> _Instructions for the task_
Using the entries that follow, please report how many lines contain the word "phút", with no other words.

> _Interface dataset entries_
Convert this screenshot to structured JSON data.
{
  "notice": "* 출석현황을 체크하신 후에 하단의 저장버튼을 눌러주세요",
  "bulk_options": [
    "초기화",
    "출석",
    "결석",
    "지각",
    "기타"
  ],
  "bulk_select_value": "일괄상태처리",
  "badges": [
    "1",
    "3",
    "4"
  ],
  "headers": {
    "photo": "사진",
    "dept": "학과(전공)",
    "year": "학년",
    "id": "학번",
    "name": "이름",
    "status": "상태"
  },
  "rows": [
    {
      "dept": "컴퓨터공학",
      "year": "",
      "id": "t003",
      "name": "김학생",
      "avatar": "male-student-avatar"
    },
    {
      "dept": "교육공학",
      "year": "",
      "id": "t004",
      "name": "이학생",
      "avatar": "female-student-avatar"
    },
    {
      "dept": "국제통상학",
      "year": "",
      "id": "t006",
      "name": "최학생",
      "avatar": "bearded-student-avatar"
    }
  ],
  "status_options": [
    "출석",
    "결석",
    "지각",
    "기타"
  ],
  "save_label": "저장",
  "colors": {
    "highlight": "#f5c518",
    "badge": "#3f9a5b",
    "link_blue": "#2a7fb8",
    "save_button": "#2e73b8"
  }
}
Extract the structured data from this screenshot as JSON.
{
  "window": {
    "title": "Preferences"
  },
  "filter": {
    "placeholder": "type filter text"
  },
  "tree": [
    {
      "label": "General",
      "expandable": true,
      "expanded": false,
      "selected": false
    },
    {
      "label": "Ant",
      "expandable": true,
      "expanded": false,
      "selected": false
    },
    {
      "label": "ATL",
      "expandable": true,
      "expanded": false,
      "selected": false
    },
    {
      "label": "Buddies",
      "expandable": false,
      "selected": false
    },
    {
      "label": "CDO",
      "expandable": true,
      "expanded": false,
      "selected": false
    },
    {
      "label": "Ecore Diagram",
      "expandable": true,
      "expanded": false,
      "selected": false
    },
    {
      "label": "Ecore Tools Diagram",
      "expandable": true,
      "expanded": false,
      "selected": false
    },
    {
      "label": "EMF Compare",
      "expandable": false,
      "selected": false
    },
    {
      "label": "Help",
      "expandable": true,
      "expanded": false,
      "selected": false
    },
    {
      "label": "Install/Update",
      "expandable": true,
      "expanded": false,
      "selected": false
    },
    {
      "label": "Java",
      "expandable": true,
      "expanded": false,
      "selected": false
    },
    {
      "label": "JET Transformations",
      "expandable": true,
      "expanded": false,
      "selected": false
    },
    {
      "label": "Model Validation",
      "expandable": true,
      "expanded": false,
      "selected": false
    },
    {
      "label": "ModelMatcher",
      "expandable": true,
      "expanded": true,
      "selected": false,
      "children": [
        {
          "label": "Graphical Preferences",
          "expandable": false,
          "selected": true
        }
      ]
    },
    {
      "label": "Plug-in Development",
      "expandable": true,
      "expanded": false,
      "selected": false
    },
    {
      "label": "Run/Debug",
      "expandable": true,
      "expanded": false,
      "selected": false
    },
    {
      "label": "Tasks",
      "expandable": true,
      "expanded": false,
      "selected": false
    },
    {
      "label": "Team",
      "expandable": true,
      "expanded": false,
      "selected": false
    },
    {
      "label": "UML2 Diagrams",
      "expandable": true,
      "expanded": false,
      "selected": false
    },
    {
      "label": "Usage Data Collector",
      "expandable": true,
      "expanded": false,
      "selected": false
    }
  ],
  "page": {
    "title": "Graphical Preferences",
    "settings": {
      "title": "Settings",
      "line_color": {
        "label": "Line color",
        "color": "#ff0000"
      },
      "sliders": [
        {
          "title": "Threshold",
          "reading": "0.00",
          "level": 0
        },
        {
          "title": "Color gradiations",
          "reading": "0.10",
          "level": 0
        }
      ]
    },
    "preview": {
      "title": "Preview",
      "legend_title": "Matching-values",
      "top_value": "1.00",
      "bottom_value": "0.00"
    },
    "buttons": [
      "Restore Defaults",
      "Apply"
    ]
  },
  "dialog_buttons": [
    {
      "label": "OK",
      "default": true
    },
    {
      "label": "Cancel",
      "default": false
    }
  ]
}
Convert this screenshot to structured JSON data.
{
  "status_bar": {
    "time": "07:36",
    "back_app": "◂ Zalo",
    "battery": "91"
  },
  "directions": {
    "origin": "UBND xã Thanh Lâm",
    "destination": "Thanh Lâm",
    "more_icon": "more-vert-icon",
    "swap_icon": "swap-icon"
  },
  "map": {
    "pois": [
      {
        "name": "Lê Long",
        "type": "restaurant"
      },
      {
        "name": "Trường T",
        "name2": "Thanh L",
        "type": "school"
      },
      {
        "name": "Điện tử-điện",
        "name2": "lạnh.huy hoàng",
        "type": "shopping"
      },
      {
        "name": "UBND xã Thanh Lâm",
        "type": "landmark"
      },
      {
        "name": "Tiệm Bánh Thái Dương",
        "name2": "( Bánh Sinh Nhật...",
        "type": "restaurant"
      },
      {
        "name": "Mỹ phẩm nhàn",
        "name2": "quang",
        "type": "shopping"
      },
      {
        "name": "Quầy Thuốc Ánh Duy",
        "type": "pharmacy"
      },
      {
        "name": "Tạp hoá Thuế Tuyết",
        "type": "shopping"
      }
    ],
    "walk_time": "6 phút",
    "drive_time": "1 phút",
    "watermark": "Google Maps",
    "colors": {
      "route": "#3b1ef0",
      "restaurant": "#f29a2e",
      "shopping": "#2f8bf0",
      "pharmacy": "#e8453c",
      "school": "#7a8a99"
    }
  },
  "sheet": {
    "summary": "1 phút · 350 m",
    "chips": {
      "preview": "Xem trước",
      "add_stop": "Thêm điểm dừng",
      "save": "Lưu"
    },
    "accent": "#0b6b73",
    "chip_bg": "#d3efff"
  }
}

> _Answer box_
3